● Exercise goal
Find every line below with the word "blue" in it, and copy each one.

● Interface dataset entries
:::::
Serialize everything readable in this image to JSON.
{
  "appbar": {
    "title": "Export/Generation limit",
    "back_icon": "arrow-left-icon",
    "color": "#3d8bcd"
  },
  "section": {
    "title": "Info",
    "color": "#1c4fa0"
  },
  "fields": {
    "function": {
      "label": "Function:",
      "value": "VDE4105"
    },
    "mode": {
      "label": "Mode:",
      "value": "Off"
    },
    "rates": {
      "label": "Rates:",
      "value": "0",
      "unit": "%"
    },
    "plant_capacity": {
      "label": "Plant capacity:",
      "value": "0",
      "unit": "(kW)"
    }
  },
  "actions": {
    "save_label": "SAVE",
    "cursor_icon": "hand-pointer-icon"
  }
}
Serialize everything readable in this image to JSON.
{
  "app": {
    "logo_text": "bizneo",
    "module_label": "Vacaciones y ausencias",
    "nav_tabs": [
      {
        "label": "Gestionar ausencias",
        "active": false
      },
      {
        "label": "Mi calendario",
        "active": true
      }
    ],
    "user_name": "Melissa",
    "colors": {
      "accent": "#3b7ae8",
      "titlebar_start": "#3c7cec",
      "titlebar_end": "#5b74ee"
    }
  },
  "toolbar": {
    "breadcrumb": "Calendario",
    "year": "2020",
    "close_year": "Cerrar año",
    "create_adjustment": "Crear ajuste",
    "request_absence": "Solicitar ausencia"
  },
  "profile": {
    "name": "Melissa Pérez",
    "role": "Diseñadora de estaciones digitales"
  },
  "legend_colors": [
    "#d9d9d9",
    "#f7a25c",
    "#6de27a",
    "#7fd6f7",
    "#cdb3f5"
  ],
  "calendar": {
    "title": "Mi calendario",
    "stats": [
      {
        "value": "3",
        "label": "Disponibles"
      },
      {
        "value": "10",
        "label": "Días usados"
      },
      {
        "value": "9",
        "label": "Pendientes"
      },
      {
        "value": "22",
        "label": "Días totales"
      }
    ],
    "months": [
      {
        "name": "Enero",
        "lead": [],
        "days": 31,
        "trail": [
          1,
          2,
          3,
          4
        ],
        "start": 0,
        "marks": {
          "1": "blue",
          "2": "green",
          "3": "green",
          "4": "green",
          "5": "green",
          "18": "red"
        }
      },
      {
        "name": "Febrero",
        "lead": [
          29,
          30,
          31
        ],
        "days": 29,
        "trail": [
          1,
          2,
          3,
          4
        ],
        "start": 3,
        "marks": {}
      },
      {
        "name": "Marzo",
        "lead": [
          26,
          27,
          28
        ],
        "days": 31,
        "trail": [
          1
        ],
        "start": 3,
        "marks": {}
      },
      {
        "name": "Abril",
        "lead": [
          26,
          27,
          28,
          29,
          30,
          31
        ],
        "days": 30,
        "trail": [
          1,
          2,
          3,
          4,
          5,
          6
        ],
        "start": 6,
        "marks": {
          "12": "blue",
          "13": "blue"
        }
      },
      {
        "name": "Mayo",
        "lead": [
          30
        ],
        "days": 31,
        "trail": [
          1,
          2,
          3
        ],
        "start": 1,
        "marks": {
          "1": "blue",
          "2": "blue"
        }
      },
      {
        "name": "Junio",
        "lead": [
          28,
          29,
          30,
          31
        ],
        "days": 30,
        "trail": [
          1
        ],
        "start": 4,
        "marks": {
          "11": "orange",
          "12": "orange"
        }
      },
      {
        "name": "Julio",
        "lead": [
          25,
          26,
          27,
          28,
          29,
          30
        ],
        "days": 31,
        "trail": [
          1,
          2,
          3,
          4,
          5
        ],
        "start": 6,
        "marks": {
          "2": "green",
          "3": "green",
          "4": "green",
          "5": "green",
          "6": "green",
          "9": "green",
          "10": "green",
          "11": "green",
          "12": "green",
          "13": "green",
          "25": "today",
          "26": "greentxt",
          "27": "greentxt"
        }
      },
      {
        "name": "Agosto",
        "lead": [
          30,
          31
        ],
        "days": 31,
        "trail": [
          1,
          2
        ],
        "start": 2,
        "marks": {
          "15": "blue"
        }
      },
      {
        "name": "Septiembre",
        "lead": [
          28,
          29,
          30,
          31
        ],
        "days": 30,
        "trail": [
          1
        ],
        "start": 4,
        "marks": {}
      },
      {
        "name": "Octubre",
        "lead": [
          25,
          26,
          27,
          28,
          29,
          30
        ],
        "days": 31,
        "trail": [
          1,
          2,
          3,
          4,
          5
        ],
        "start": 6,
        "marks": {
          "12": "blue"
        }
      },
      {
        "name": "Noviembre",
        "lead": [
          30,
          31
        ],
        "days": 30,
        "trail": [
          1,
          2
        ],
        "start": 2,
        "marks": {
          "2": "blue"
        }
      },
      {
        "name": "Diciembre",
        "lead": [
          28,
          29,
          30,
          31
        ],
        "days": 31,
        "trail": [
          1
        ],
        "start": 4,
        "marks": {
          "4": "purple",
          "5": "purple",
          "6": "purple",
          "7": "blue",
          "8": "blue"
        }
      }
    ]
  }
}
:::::
● Answer space
          "1": "blue",
          "12": "blue",
          "13": "blue"
          "1": "blue",
          "2": "blue"
          "15": "blue"
          "12": "blue"
          "2": "blue"
          "7": "blue",
          "8": "blue"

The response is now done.